### ACTION ITEM
Could you output the entries that follow exactly, omitting any pictures they contain?

---------- ENTRIES SHOWN

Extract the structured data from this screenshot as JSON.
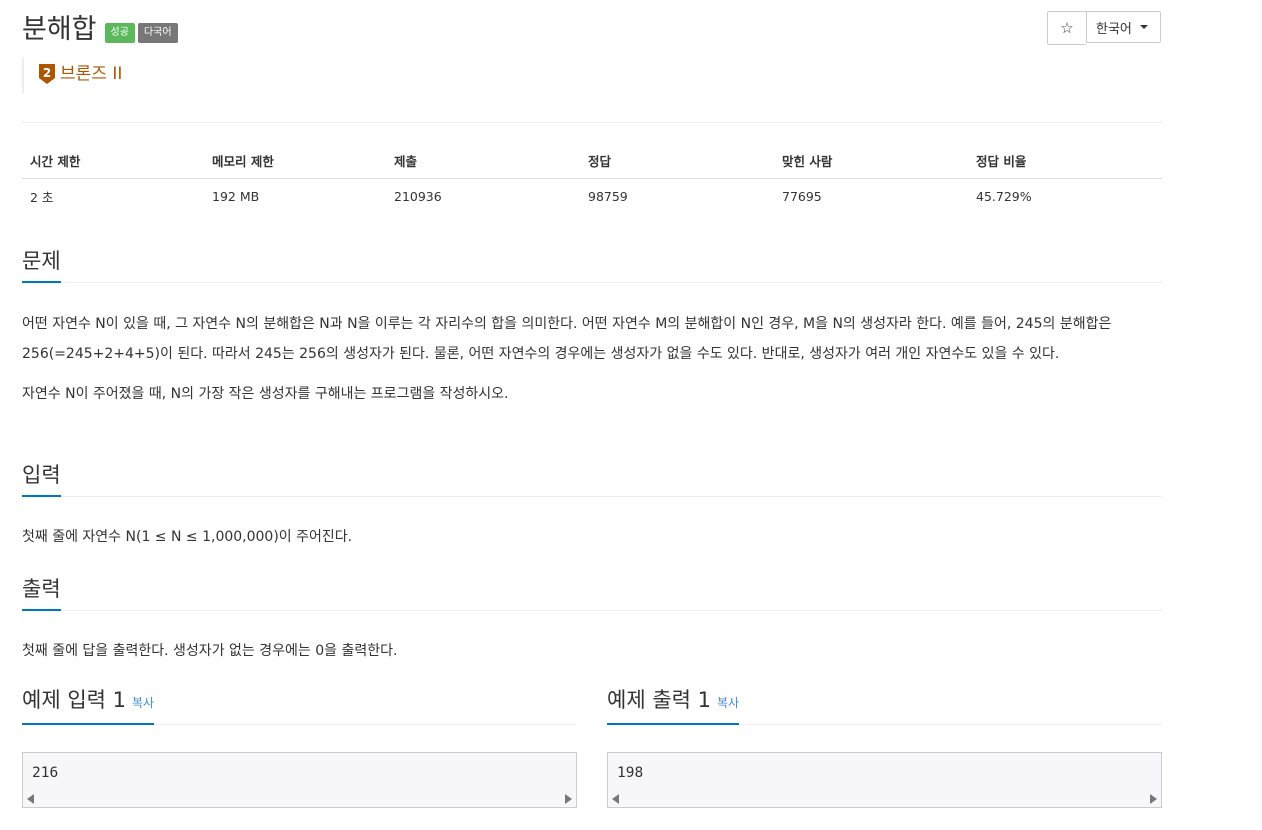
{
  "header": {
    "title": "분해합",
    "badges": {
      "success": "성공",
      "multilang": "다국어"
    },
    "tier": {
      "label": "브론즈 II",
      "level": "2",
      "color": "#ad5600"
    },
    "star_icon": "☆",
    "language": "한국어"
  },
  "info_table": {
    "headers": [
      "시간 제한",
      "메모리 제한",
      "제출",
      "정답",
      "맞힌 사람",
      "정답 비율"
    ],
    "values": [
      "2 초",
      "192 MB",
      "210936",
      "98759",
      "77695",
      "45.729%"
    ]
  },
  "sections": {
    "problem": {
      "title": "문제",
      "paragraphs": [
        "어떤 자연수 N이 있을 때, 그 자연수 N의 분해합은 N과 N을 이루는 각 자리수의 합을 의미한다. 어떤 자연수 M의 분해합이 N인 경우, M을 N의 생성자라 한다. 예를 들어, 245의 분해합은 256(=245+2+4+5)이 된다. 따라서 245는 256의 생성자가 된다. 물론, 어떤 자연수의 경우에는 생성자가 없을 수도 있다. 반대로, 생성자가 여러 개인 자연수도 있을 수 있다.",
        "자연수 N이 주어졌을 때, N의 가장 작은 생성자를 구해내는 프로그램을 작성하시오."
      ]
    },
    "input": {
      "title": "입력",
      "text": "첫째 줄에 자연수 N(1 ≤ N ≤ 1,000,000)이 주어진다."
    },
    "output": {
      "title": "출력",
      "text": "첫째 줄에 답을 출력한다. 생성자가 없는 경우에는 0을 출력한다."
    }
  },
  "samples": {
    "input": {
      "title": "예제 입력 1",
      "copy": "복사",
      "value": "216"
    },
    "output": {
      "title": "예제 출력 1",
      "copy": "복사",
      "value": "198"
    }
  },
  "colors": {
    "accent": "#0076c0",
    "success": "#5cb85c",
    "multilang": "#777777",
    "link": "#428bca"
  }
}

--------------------

### EXPECTED ANSWER
Extract the structured data from this screenshot as JSON.
{
  "header": {
    "title": "분해합",
    "badges": {
      "success": "성공",
      "multilang": "다국어"
    },
    "tier": {
      "label": "브론즈 II",
      "level": "2",
      "color": "#ad5600"
    },
    "star_icon": "☆",
    "language": "한국어"
  },
  "info_table": {
    "headers": [
      "시간 제한",
      "메모리 제한",
      "제출",
      "정답",
      "맞힌 사람",
      "정답 비율"
    ],
    "values": [
      "2 초",
      "192 MB",
      "210936",
      "98759",
      "77695",
      "45.729%"
    ]
  },
  "sections": {
    "problem": {
      "title": "문제",
      "paragraphs": [
        "어떤 자연수 N이 있을 때, 그 자연수 N의 분해합은 N과 N을 이루는 각 자리수의 합을 의미한다. 어떤 자연수 M의 분해합이 N인 경우, M을 N의 생성자라 한다. 예를 들어, 245의 분해합은 256(=245+2+4+5)이 된다. 따라서 245는 256의 생성자가 된다. 물론, 어떤 자연수의 경우에는 생성자가 없을 수도 있다. 반대로, 생성자가 여러 개인 자연수도 있을 수 있다.",
        "자연수 N이 주어졌을 때, N의 가장 작은 생성자를 구해내는 프로그램을 작성하시오."
      ]
    },
    "input": {
      "title": "입력",
      "text": "첫째 줄에 자연수 N(1 ≤ N ≤ 1,000,000)이 주어진다."
    },
    "output": {
      "title": "출력",
      "text": "첫째 줄에 답을 출력한다. 생성자가 없는 경우에는 0을 출력한다."
    }
  },
  "samples": {
    "input": {
      "title": "예제 입력 1",
      "copy": "복사",
      "value": "216"
    },
    "output": {
      "title": "예제 출력 1",
      "copy": "복사",
      "value": "198"
    }
  },
  "colors": {
    "accent": "#0076c0",
    "success": "#5cb85c",
    "multilang": "#777777",
    "link": "#428bca"
  }
}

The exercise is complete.